- Assignment: Return every line of the data that contains the string "havo".

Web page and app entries
- - - - - - -

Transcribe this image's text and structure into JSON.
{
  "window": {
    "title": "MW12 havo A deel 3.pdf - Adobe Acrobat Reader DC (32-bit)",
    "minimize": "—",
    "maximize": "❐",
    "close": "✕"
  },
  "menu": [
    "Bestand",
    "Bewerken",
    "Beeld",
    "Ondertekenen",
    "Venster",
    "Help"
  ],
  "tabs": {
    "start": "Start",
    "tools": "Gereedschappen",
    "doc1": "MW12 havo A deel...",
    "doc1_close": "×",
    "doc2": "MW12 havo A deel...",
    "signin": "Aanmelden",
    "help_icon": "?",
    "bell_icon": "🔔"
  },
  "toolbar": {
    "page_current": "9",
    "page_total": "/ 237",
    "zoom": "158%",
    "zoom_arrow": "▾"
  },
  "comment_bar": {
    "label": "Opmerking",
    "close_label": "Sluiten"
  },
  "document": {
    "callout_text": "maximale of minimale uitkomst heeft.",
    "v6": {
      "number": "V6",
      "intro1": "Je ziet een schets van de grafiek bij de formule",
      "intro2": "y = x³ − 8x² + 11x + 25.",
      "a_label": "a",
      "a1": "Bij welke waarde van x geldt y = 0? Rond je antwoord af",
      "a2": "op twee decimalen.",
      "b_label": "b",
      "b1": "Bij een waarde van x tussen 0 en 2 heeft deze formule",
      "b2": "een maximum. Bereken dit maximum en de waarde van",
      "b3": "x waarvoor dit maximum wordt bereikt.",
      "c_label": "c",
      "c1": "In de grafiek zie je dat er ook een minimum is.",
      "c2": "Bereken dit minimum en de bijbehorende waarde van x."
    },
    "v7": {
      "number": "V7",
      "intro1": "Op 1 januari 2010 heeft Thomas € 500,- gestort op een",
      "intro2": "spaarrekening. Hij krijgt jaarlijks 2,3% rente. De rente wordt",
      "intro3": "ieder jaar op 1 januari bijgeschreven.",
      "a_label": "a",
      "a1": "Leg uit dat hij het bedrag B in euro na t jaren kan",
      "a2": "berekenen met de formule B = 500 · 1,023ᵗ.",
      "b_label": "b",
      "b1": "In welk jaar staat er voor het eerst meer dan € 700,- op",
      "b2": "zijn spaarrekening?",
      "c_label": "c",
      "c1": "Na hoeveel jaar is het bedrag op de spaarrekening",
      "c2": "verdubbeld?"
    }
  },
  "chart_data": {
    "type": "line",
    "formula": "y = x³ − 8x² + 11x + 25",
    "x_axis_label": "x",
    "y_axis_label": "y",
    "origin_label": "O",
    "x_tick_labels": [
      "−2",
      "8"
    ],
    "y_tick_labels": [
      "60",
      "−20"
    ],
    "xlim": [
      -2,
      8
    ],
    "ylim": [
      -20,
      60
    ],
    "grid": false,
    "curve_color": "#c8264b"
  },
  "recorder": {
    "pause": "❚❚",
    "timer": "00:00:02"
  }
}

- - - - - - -

- Worked solution:
    "title": "MW12 havo A deel 3.pdf - Adobe Acrobat Reader DC (32-bit)",
    "doc1": "MW12 havo A deel...",
    "doc2": "MW12 havo A deel...",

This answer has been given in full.